Gay rights across the globe: from marriage to the death penalty
by Florence DE MARIGNAN
Taiwan on Friday joined nearly 30 mostly Western countries to legalise same-sex marriage but in many other parts of the world homosexuality is illegal and sometimes subject to the death penalty.
Here is an overview.
– Taiwan, first in Asia –
While much of Asia is tolerant of homosexuality, Taiwan became the first in the region to allow gay marriage via a bill passed by lawmakers Friday.
Vietnam decriminalised gay marriage celebrations in 2015 but stopped short of full legal recognition for same-sex unions.
The Philippines’ top court in June started hearing arguments for the legalisation of gay marriage, although its chances appear slim in the devoutly Roman Catholic country.
Australia and New Zealand are the only places in the wider Asia-Pacific region to have passed gay marriage laws.
Homosexuality is outlawed in the region’s Muslim countries, such as Bangladesh, Malaysia and Pakistan.
Brunei sparked a worldwide backlash in April when it introduced laws that include death by stoning for gay sex. A month later it said the laws would not be enforced.

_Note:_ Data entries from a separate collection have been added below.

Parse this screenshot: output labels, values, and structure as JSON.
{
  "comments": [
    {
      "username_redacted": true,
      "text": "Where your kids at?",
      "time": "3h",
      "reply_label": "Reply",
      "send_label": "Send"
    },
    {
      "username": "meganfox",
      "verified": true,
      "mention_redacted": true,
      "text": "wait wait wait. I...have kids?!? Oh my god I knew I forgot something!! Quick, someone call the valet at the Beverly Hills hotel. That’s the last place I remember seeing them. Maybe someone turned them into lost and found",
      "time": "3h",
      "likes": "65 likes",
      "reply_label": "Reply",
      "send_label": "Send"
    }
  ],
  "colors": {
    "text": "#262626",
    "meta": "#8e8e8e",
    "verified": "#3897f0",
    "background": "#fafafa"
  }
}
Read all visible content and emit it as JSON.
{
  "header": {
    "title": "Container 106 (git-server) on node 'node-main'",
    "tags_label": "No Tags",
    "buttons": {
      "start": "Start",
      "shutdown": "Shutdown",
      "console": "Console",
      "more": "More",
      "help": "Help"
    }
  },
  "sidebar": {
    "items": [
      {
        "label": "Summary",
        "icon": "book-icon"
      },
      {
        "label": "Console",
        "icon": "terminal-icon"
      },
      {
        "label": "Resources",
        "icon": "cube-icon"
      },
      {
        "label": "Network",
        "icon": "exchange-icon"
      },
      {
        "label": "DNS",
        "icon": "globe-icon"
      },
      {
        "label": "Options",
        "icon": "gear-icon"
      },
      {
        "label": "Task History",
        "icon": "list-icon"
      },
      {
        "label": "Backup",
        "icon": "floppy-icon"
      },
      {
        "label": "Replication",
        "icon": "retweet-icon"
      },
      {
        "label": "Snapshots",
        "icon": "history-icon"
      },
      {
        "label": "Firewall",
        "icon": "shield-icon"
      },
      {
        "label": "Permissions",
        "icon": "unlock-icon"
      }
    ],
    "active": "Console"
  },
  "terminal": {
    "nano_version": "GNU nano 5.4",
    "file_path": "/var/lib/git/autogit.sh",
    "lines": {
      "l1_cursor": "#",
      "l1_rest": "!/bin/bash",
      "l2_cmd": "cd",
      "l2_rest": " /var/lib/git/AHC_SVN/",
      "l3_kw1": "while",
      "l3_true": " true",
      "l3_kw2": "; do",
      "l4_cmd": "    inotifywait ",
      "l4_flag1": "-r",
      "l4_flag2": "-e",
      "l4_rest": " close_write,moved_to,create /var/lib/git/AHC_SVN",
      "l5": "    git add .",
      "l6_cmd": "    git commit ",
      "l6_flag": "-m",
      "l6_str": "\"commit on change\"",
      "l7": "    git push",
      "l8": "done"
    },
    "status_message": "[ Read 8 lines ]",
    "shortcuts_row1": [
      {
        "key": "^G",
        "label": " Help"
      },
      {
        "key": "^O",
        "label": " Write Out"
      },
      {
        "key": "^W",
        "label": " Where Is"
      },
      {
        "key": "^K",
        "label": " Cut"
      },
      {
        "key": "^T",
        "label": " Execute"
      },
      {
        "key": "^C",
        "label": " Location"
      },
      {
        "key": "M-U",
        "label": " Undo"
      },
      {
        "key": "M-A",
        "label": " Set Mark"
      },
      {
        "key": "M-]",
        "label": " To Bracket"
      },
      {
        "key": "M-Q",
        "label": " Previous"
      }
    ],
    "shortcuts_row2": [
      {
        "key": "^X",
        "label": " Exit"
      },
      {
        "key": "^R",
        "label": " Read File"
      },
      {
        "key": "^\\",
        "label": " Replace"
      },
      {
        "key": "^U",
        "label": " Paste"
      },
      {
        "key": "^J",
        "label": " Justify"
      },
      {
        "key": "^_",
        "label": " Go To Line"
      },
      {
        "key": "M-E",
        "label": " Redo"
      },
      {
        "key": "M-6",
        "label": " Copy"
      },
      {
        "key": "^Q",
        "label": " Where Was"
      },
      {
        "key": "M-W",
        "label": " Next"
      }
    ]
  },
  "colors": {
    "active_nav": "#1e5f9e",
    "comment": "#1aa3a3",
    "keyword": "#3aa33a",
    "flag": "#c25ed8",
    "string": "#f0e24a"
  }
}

In China, where homosexuality was classified as a mental illness until 2001, discrimination remains widespread.
– Europe, gay marriage pioneers –
The Netherlands in 2001 became the first country in the world to allow gay couples to marry.
Fourteen European countries followed: Belgium, Britain — although not Northern Ireland — Denmark, Finland, France, Germany, Iceland, Ireland, Luxembourg, Malta, Norway, Portugal, Spain and Sweden.
Austria allowed gay marriage from 2019 and the Czech Republic government backs draft legislation that would legalise same-sex marriage.
Some countries allow only gay civil partnerships, which come with fewer rights, including Croatia, Cyprus, Greece, Hungary, Italy and Switzerland.
In Russia homosexuality was considered a crime up to 1993 and a mental illness until 1999. Now legal, a 2013 law however punishes the promotion of homosexuality among minors.
In Romania a referendum aimed at restricting the definition of marriage to exclude same-sex couples failed in October 2018 because of a low turnout.
– A handful in the Americas –
Canada authorised same-sex marriage and adoptions in 2005, and 10 years later the United States legalised gay marriage nationwide.
Mexico’s federal capital was the pioneer in Latin America, authorising gay civil unions in 2007 and marriages in 2009. Nearly half of its 32 states have followed.
Same-sex marriages are also legal in Argentina, Brazil, Colombia and Uruguay.
Chile legalised gay civil unions in 2015.
Costa Rica’s Supreme Court in August 2018 ruled that a ban on same-sex marriages was unconstitutional and gave parliament 18 months to amend the laws.
Cuba decided in December 2018 to leave out of its new constitution changes that would have paved the way for legal same-sex marriage.
– Africa: marriage in one country –
South Africa is the sole nation on the African continent to allow gay marriage, which it legalised in 2006.
Around 30 African countries ban homosexuality, with Mauritania, Somalia and Sudan having the death penalty for same-sex relations.
Gay sex is decriminalised in only a handful of countries: Angola, Lesotho, Mozambique and the Seychelles.
Kenya in February 2019 postponed a much-anticipated ruling on whether to scrap laws which criminalise homosexuality while Botswana started hearing a similar application in March.
– Middle East: repressed –
Several countries in the conservative region still have the death penalty for homosexuality, including Saudi Arabia and the United Arab Emirates.
Israel leads the way in terms of gay rights, recognising same-sex marriages that are performed elsewhere although not allowing such unions in the country itself. Gay couples can adopt children.
Lebanon is also more tolerant than other Arab countries.